(WHAT IS BEING ASKED):
All of the data should be given again word for word, though the images are to be left out.

(RECORDS PROVIDED):
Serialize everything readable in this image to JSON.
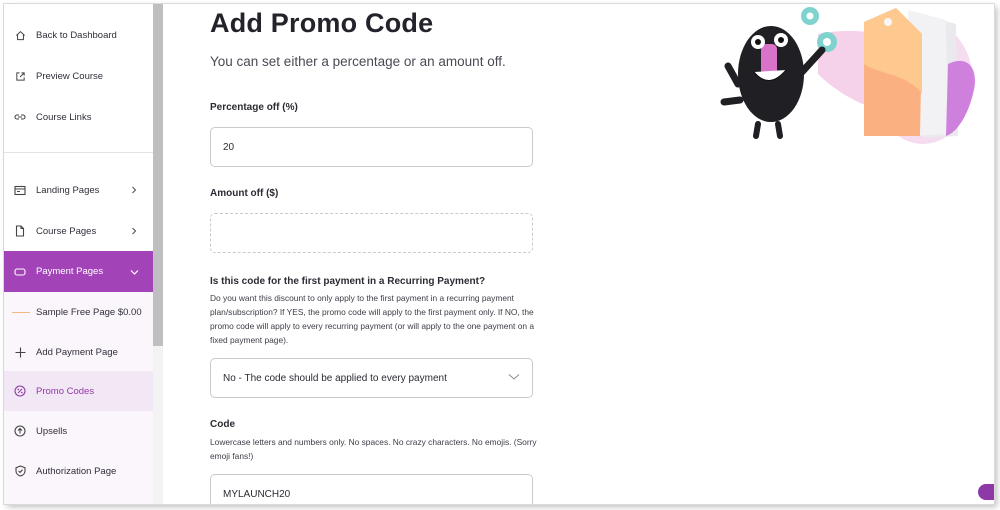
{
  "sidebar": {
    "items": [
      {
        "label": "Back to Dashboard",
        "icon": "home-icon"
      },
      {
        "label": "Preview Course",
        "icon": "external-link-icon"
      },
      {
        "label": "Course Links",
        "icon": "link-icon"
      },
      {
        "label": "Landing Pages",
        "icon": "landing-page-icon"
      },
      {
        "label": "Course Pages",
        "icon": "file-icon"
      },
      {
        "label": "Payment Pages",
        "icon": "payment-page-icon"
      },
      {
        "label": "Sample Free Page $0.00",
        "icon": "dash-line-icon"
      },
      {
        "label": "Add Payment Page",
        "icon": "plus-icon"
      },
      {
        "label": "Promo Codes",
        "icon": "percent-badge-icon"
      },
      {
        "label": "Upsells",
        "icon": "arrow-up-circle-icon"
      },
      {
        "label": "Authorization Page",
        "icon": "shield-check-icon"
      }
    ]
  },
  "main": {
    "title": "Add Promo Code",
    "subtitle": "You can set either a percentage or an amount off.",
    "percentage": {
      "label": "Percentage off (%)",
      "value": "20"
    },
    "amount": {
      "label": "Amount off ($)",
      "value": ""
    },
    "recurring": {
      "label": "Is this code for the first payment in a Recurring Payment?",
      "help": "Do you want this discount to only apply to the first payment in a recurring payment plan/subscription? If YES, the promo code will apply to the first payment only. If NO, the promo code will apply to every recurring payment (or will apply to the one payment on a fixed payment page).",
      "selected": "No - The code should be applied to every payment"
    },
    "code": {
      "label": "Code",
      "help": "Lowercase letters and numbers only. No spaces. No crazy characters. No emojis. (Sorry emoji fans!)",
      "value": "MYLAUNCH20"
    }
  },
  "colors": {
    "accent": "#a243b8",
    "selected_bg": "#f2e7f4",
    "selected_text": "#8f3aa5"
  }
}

(RESPONSE FOR THIS EXERCISE):
Serialize everything readable in this image to JSON.
{
  "sidebar": {
    "items": [
      {
        "label": "Back to Dashboard",
        "icon": "home-icon"
      },
      {
        "label": "Preview Course",
        "icon": "external-link-icon"
      },
      {
        "label": "Course Links",
        "icon": "link-icon"
      },
      {
        "label": "Landing Pages",
        "icon": "landing-page-icon"
      },
      {
        "label": "Course Pages",
        "icon": "file-icon"
      },
      {
        "label": "Payment Pages",
        "icon": "payment-page-icon"
      },
      {
        "label": "Sample Free Page $0.00",
        "icon": "dash-line-icon"
      },
      {
        "label": "Add Payment Page",
        "icon": "plus-icon"
      },
      {
        "label": "Promo Codes",
        "icon": "percent-badge-icon"
      },
      {
        "label": "Upsells",
        "icon": "arrow-up-circle-icon"
      },
      {
        "label": "Authorization Page",
        "icon": "shield-check-icon"
      }
    ]
  },
  "main": {
    "title": "Add Promo Code",
    "subtitle": "You can set either a percentage or an amount off.",
    "percentage": {
      "label": "Percentage off (%)",
      "value": "20"
    },
    "amount": {
      "label": "Amount off ($)",
      "value": ""
    },
    "recurring": {
      "label": "Is this code for the first payment in a Recurring Payment?",
      "help": "Do you want this discount to only apply to the first payment in a recurring payment plan/subscription? If YES, the promo code will apply to the first payment only. If NO, the promo code will apply to every recurring payment (or will apply to the one payment on a fixed payment page).",
      "selected": "No - The code should be applied to every payment"
    },
    "code": {
      "label": "Code",
      "help": "Lowercase letters and numbers only. No spaces. No crazy characters. No emojis. (Sorry emoji fans!)",
      "value": "MYLAUNCH20"
    }
  },
  "colors": {
    "accent": "#a243b8",
    "selected_bg": "#f2e7f4",
    "selected_text": "#8f3aa5"
  }
}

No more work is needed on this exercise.